Are Bathing and Strolling Now Next to Godliness?
Two new studies suggest somewhat passive paths to well being
By Ed Goldman
Look, “Singin’ in the Rain” is one thing. But are you ready for “Strollin’ to the Tub”?
One story cited a Japanese study that indicated if you bathed “frequently” it could possibly reduce your likelihood of getting cardiovascular disease. (Don’t get alarmed. It defined “frequently” as daily, not hourly. “Hourly” is for washing your hands, for God’s sake.)
The other story, from the Journal of the American Medical Association (JAMA), suggested that “even a stroll around the living room may lower your risk of dying prematurely.” There was a third story on the same page that day about aspirin and migraines but I skipped it, figuring it’d give me a headache.
Neither story suggested that bathing and strolling were mutually exclusive pathways to becoming peppy or long-lived. For example, even if you bathe “frequently,” it doesn’t mean that while you’re running the water you can’t also go for that stroll through your living room. One caution, however: If you’re as forgetful as I am, this could prove risky for your continued homeowners insurance.
In his previous home, Osborn the Magnificent watches a favorite shoe. Photo by Ed Goldman.
Agent: Your entire home flooded, Mr. Goldman. Except your TV room.
Me: I know. As I walked by the door, I saw that my cat, Osborn the Magnificent, was watching a PBS documentary on tigers. So I joined him.
Agent: Your “cat was watching…”—That’s a little weird, wouldn’t you say?.
Me: Why? It was a very absorbing show.
Agent: No, I mean—
Me: He prefers film noir but they don’t run many of those in the afternoon.

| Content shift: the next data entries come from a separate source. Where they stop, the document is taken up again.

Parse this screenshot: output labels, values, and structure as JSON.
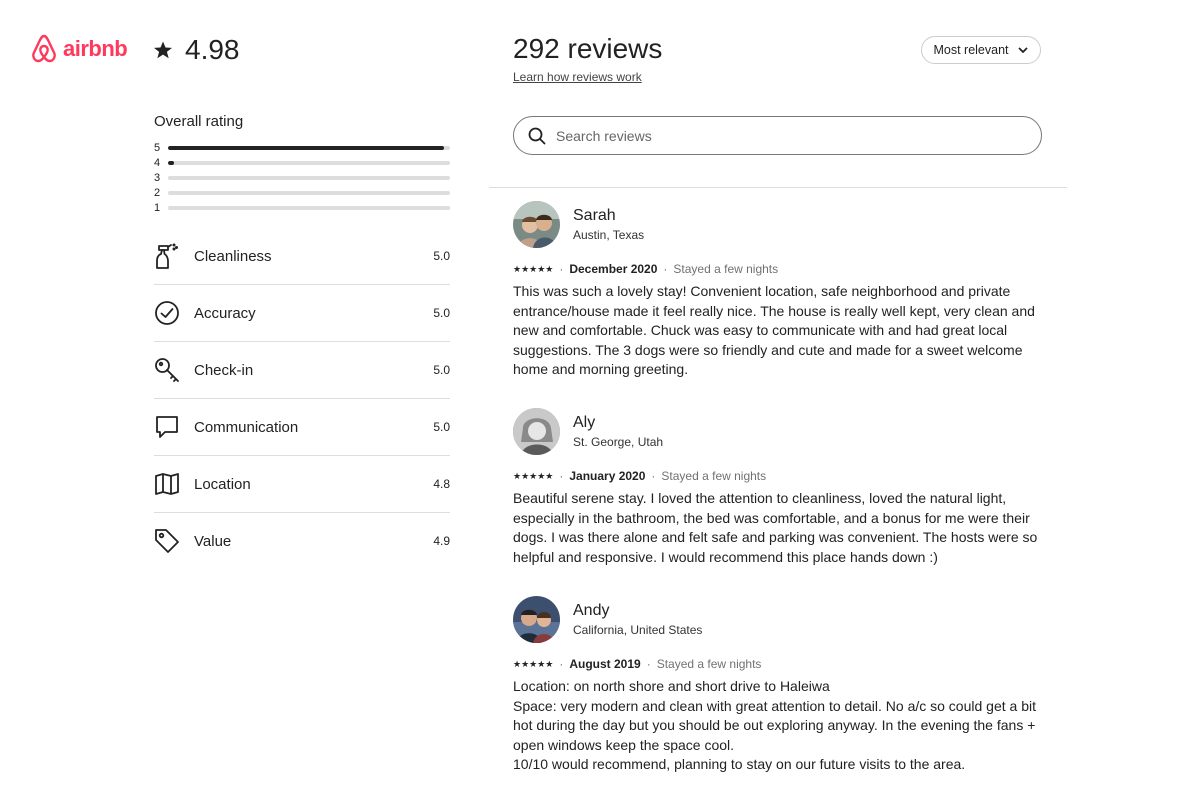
{
  "brand": {
    "name": "airbnb",
    "color": "#ff385c",
    "icon": "airbnb-logo-icon"
  },
  "overall": {
    "score": "4.98",
    "icon": "star-icon"
  },
  "rating_breakdown": {
    "title": "Overall rating",
    "rows": [
      {
        "label": "5",
        "fraction": 0.98
      },
      {
        "label": "4",
        "fraction": 0.02
      },
      {
        "label": "3",
        "fraction": 0
      },
      {
        "label": "2",
        "fraction": 0
      },
      {
        "label": "1",
        "fraction": 0
      }
    ]
  },
  "categories": [
    {
      "name": "Cleanliness",
      "value": "5.0",
      "icon": "spray-bottle-icon"
    },
    {
      "name": "Accuracy",
      "value": "5.0",
      "icon": "check-circle-icon"
    },
    {
      "name": "Check-in",
      "value": "5.0",
      "icon": "key-icon"
    },
    {
      "name": "Communication",
      "value": "5.0",
      "icon": "chat-bubble-icon"
    },
    {
      "name": "Location",
      "value": "4.8",
      "icon": "map-icon"
    },
    {
      "name": "Value",
      "value": "4.9",
      "icon": "tag-icon"
    }
  ],
  "reviews_header": {
    "title": "292 reviews",
    "learn_link": "Learn how reviews work",
    "sort_label": "Most relevant"
  },
  "search": {
    "placeholder": "Search reviews"
  },
  "reviews": [
    {
      "name": "Sarah",
      "location": "Austin, Texas",
      "stars": "★★★★★",
      "date": "December 2020",
      "separator": "·",
      "stay": "Stayed a few nights",
      "text": "This was such a lovely stay! Convenient location, safe neighborhood and private entrance/house made it feel really nice. The house is really well kept, very clean and new and comfortable. Chuck was easy to communicate with and had great local suggestions. The 3 dogs were so friendly and cute and made for a sweet welcome home and morning greeting."
    },
    {
      "name": "Aly",
      "location": "St. George, Utah",
      "stars": "★★★★★",
      "date": "January 2020",
      "separator": "·",
      "stay": "Stayed a few nights",
      "text": "Beautiful serene stay. I loved the attention to cleanliness, loved the natural light, especially in the bathroom, the bed was comfortable, and a bonus for me were their dogs. I was there alone and felt safe and parking was convenient. The hosts were so helpful and responsive. I would recommend this place hands down :)"
    },
    {
      "name": "Andy",
      "location": "California, United States",
      "stars": "★★★★★",
      "date": "August 2019",
      "separator": "·",
      "stay": "Stayed a few nights",
      "text": "Location:  on north shore and short drive to Haleiwa\nSpace: very modern and clean with great attention to detail. No a/c so could get a bit hot during the day but you should be out exploring anyway. In the evening the fans + open windows keep the space cool.\n10/10 would recommend, planning to stay on our future visits to the area."
    }
  ]
}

The Times story reported that according to the Japanese study, “compared with people who took baths less than twice a week, those who took baths three to four times a week had a 25 percent lower risk of coronary heart disease and a 13 percent lower risk of stroke. Daily bathers had a 35 percent lower risk of coronary artery disease and a 23 percent lower risk of stroke.”

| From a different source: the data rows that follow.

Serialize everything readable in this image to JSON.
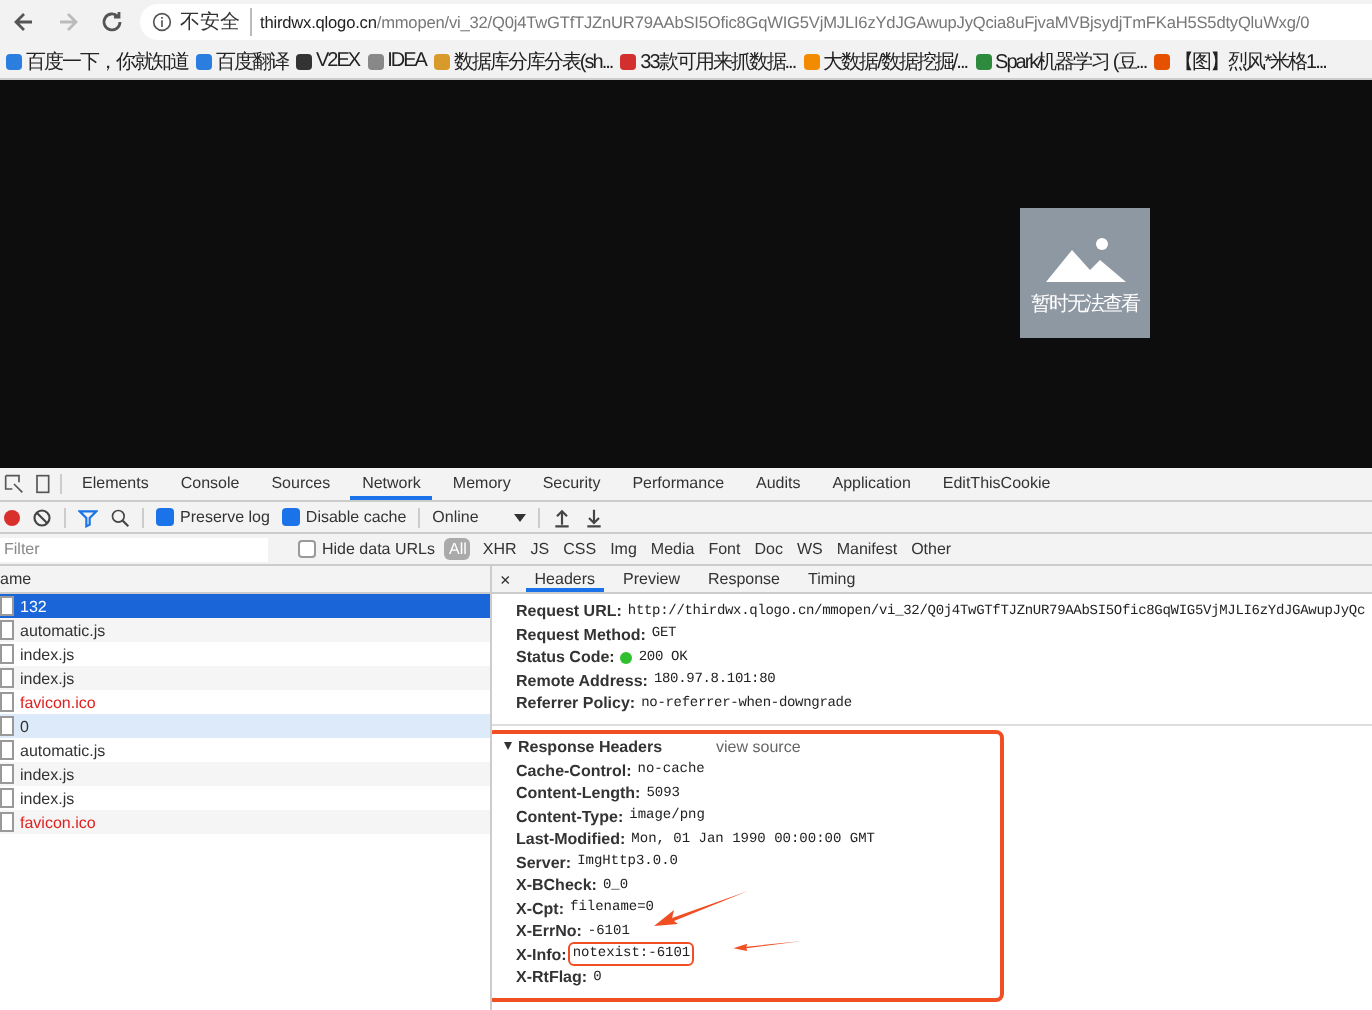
{
  "address_bar": {
    "security_label": "不安全",
    "host": "thirdwx.qlogo.cn",
    "path": "/mmopen/vi_32/Q0j4TwGTfTJZnUR79AAbSI5Ofic8GqWIG5VjMJLI6zYdJGAwupJyQcia8uFjvaMVBjsydjTmFKaH5S5dtyQluWxg/0"
  },
  "bookmarks": [
    {
      "label": "百度一下，你就知道"
    },
    {
      "label": "百度翻译"
    },
    {
      "label": "V2EX"
    },
    {
      "label": "IDEA"
    },
    {
      "label": "数据库分库分表(sh..."
    },
    {
      "label": "33款可用来抓数据..."
    },
    {
      "label": "大数据/数据挖掘/..."
    },
    {
      "label": "Spark机器学习 (豆..."
    },
    {
      "label": "【图】烈风*米格1..."
    }
  ],
  "page": {
    "image_caption": "暂时无法查看"
  },
  "devtools": {
    "tabs": [
      {
        "label": "Elements",
        "selected": false
      },
      {
        "label": "Console",
        "selected": false
      },
      {
        "label": "Sources",
        "selected": false
      },
      {
        "label": "Network",
        "selected": true
      },
      {
        "label": "Memory",
        "selected": false
      },
      {
        "label": "Security",
        "selected": false
      },
      {
        "label": "Performance",
        "selected": false
      },
      {
        "label": "Audits",
        "selected": false
      },
      {
        "label": "Application",
        "selected": false
      },
      {
        "label": "EditThisCookie",
        "selected": false
      }
    ],
    "toolbar": {
      "recording": true,
      "preserve_log": {
        "label": "Preserve log",
        "checked": true
      },
      "disable_cache": {
        "label": "Disable cache",
        "checked": true
      },
      "throttling": "Online"
    },
    "filter": {
      "placeholder": "Filter",
      "hide_data_urls": {
        "label": "Hide data URLs",
        "checked": false
      },
      "types": [
        {
          "label": "All",
          "selected": true
        },
        {
          "label": "XHR",
          "selected": false
        },
        {
          "label": "JS",
          "selected": false
        },
        {
          "label": "CSS",
          "selected": false
        },
        {
          "label": "Img",
          "selected": false
        },
        {
          "label": "Media",
          "selected": false
        },
        {
          "label": "Font",
          "selected": false
        },
        {
          "label": "Doc",
          "selected": false
        },
        {
          "label": "WS",
          "selected": false
        },
        {
          "label": "Manifest",
          "selected": false
        },
        {
          "label": "Other",
          "selected": false
        }
      ]
    },
    "requests_header": "ame",
    "requests": [
      {
        "name": "132",
        "selected": true,
        "highlighted": false,
        "error": false
      },
      {
        "name": "automatic.js",
        "selected": false,
        "highlighted": false,
        "error": false
      },
      {
        "name": "index.js",
        "selected": false,
        "highlighted": false,
        "error": false
      },
      {
        "name": "index.js",
        "selected": false,
        "highlighted": false,
        "error": false
      },
      {
        "name": "favicon.ico",
        "selected": false,
        "highlighted": false,
        "error": true
      },
      {
        "name": "0",
        "selected": false,
        "highlighted": true,
        "error": false
      },
      {
        "name": "automatic.js",
        "selected": false,
        "highlighted": false,
        "error": false
      },
      {
        "name": "index.js",
        "selected": false,
        "highlighted": false,
        "error": false
      },
      {
        "name": "index.js",
        "selected": false,
        "highlighted": false,
        "error": false
      },
      {
        "name": "favicon.ico",
        "selected": false,
        "highlighted": false,
        "error": true
      }
    ],
    "detail": {
      "close": "×",
      "tabs": [
        {
          "label": "Headers",
          "selected": true
        },
        {
          "label": "Preview",
          "selected": false
        },
        {
          "label": "Response",
          "selected": false
        },
        {
          "label": "Timing",
          "selected": false
        }
      ],
      "general": [
        {
          "key": "Request URL:",
          "value": "http://thirdwx.qlogo.cn/mmopen/vi_32/Q0j4TwGTfTJZnUR79AAbSI5Ofic8GqWIG5VjMJLI6zYdJGAwupJyQc",
          "kind": "text"
        },
        {
          "key": "Request Method:",
          "value": "GET",
          "kind": "text"
        },
        {
          "key": "Status Code:",
          "value": "200 OK",
          "kind": "status",
          "color": "#2ec02e"
        },
        {
          "key": "Remote Address:",
          "value": "180.97.8.101:80",
          "kind": "text"
        },
        {
          "key": "Referrer Policy:",
          "value": "no-referrer-when-downgrade",
          "kind": "text"
        }
      ],
      "response_headers": {
        "title": "Response Headers",
        "expanded": true,
        "view_source": "view source",
        "items": [
          {
            "key": "Cache-Control:",
            "value": "no-cache",
            "marked": false,
            "pointed": false
          },
          {
            "key": "Content-Length:",
            "value": "5093",
            "marked": false,
            "pointed": false
          },
          {
            "key": "Content-Type:",
            "value": "image/png",
            "marked": false,
            "pointed": false
          },
          {
            "key": "Last-Modified:",
            "value": "Mon, 01 Jan 1990 00:00:00 GMT",
            "marked": false,
            "pointed": false
          },
          {
            "key": "Server:",
            "value": "ImgHttp3.0.0",
            "marked": false,
            "pointed": false
          },
          {
            "key": "X-BCheck:",
            "value": "0_0",
            "marked": false,
            "pointed": false
          },
          {
            "key": "X-Cpt:",
            "value": "filename=0",
            "marked": false,
            "pointed": false
          },
          {
            "key": "X-ErrNo:",
            "value": "-6101",
            "marked": false,
            "pointed": true
          },
          {
            "key": "X-Info:",
            "value": "notexist:-6101",
            "marked": true,
            "pointed": true
          },
          {
            "key": "X-RtFlag:",
            "value": "0",
            "marked": false,
            "pointed": false
          }
        ]
      }
    }
  }
}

While the temperature of the water apparently didn’t matter—whether “lukewarm, warm or hot”—I would suggest to you that if the water had been ice cold or scalding hot, the outcomes would have been affected.

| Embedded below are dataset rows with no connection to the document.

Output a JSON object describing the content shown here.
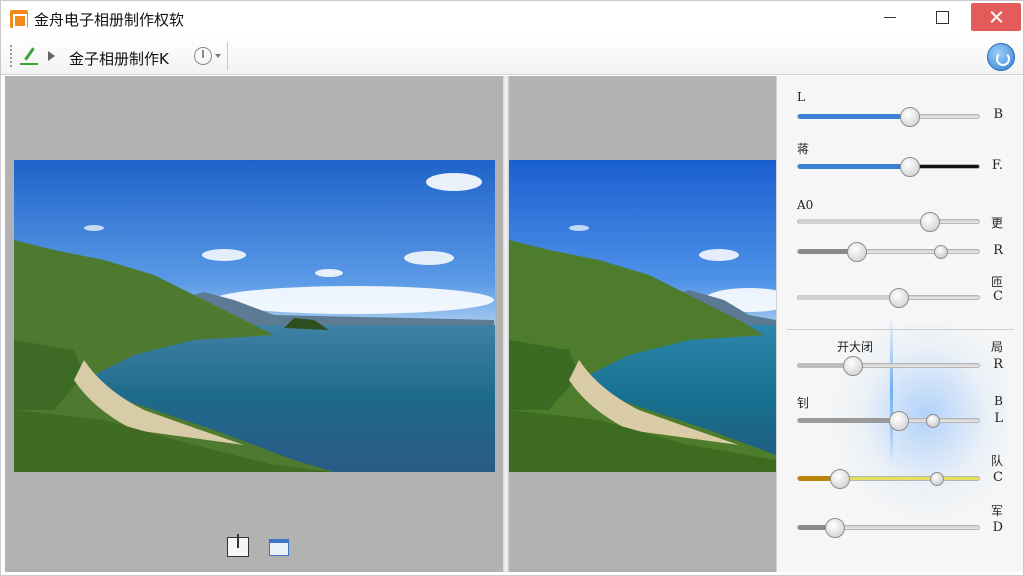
{
  "window": {
    "title": "金舟电子相册制作权软",
    "minimize_icon": "minimize-icon",
    "maximize_icon": "maximize-icon",
    "close_icon": "close-icon",
    "close_color": "#e35b5b"
  },
  "toolbar": {
    "label": "金子相册制作K",
    "edit_icon": "pen-icon",
    "play_icon": "play-icon",
    "clock_icon": "clock-icon",
    "help_icon": "help-icon"
  },
  "canvas": {
    "bottom_icons": [
      "insert-page-icon",
      "frame-icon"
    ]
  },
  "adjustments": [
    {
      "label": "L",
      "value": "B",
      "level": 0.61,
      "fill": "#3e7fd6"
    },
    {
      "label": "蒋",
      "value": "F.",
      "level": 0.61,
      "fill": "#3e7fd6",
      "rest": "#111111"
    },
    {
      "label": "A0",
      "value": "",
      "level": 0.72,
      "fill": "#d0d0d0",
      "extra_label": "更"
    },
    {
      "label": "",
      "value": "R",
      "level": 0.32,
      "fill": "#8a8a8a",
      "second_level": 0.78,
      "extra_label": ""
    },
    {
      "label": "",
      "value": "C",
      "level": 0.55,
      "fill": "#d0d0d0",
      "extra_label": "匝"
    },
    {
      "label": "开大闭",
      "value": "R",
      "level": 0.3,
      "fill": "#bdbdbd",
      "extra_label": "局"
    },
    {
      "label": "钊",
      "value": "L",
      "level": 0.55,
      "fill": "#9a9a9a",
      "second_level": 0.74,
      "extra_label": "B"
    },
    {
      "label": "",
      "value": "C",
      "level": 0.23,
      "fill": "#b8860b",
      "second_level": 0.76,
      "extra_label": "队",
      "rest": "#e6e060"
    },
    {
      "label": "",
      "value": "D",
      "level": 0.2,
      "fill": "#8a8a8a",
      "extra_label": "军"
    }
  ]
}
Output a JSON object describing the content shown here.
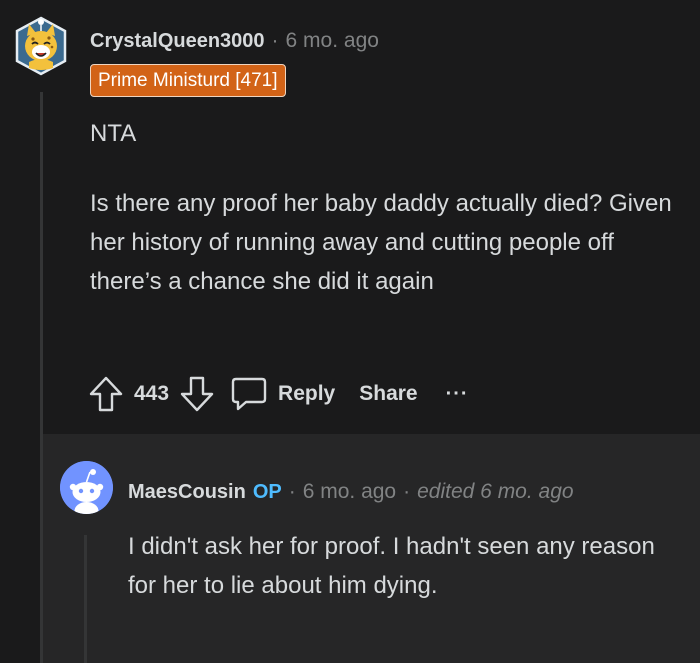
{
  "comment": {
    "username": "CrystalQueen3000",
    "separator": "·",
    "time": "6 mo. ago",
    "flair": "Prime Ministurd [471]",
    "paragraphs": [
      "NTA",
      "Is there any proof her baby daddy actually died? Given her history of running away and cutting people off there’s a chance she did it again"
    ],
    "score": "443",
    "reply_label": "Reply",
    "share_label": "Share",
    "more_label": "···",
    "avatar_icon": "snoo-cheetah-avatar-icon"
  },
  "reply": {
    "username": "MaesCousin",
    "op_label": "OP",
    "separator": "·",
    "time": "6 mo. ago",
    "edited": "edited 6 mo. ago",
    "body": "I didn't ask her for proof. I hadn't seen any reason for her to lie about him dying.",
    "avatar_icon": "default-snoo-avatar-icon"
  },
  "colors": {
    "background": "#1a1a1b",
    "reply_background": "#262627",
    "flair_background": "#d26317",
    "op_color": "#4fbcff",
    "meta_gray": "#818384",
    "avatar_blue": "#7193ff"
  }
}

Okay, I see a linear route here.
If taking 4,000 more steps a day than you usually do causes you to break into a sweat, what better refresher than a nice, lukewarm bath to cool you down and relax those (barely utilized) muscles?
I feel like expanding on this finding but Osborn just meowed from the TV room something that sounded suspiciously like “Double Indemnity” or “The Naked City.” Gotta run—well, stroll.